Discourse Tokens of Value and the Coordination of Internship Labor: Analyzing How Employers Talk About College Internships
WCER Working Paper No. 2022-2
Matthew Wolfgram and Alexandra D. Pasqualone
July 2022, 21 pp.
ABSTRACT: This paper analyzes how employers use discourse to ideologize the value of college internships—a historically emergent form of contingent, temporary, educational labor which has rapidly become a major feature of both higher education and labor relations in the United States (Frenette, 2015). The analysis is based on in-depth interviews with employers (n=38) in firms and organizations across a range of sectors who supervise and coordinate the work of college student interns from two public universities and two technical colleges located in different economic regions within the same U.S. Midwestern state. Using the anthropological theory of value (Graeber, 2001), we develop an analysis of how employers use discourse to ideologize and coordinate internship labor.
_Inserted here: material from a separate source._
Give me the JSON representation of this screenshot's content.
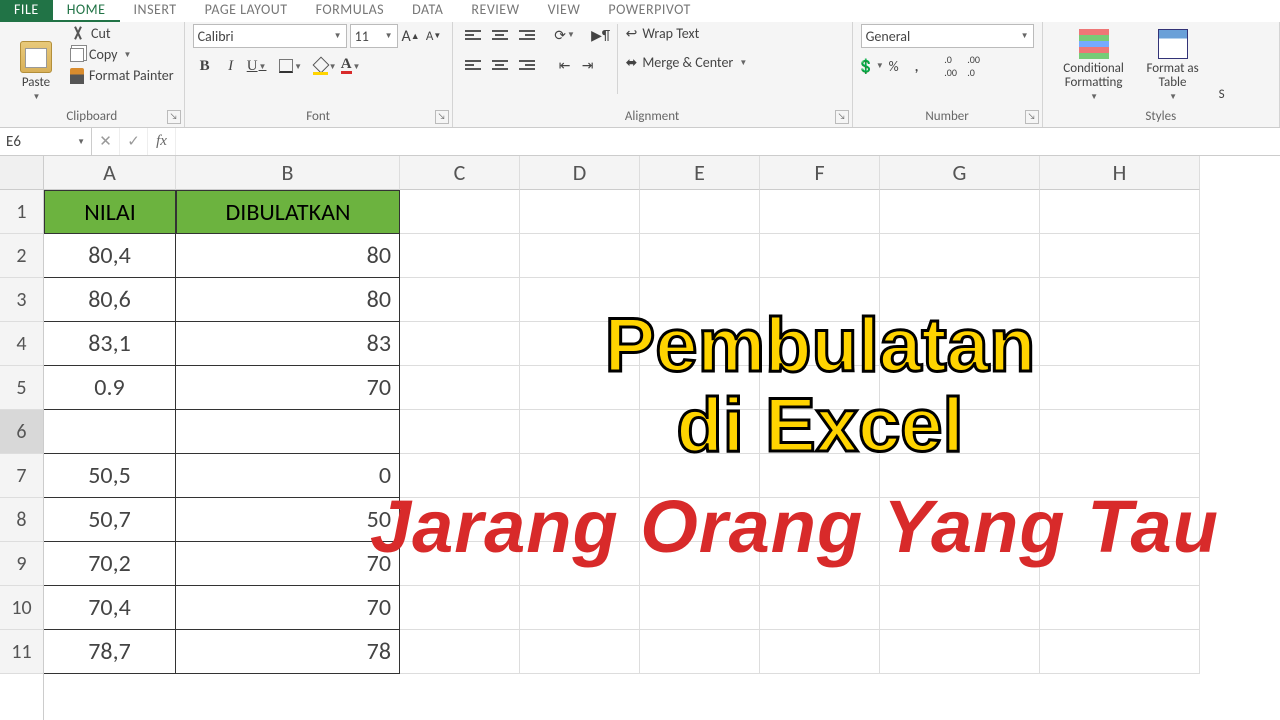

Employers use three discourses of value to ideologize 1) the individual intern as the primary beneficiary of the internship (entrepreneurial discourse of value); 2) the organization or firm as the primary beneficiary of the internship (corporate efficiency discourse of value); and 3) the community, industry, or society in general as the primary beneficiary of the internship (community service discourse of value). The article develops the concept of a discourse token of value—discursive forms that (like cash) mediate value—as a central concept of the analysis of emergent forms of education and labor.
keywords: college internships, college-workforce transitions, higher education, discourse analysis, theory of value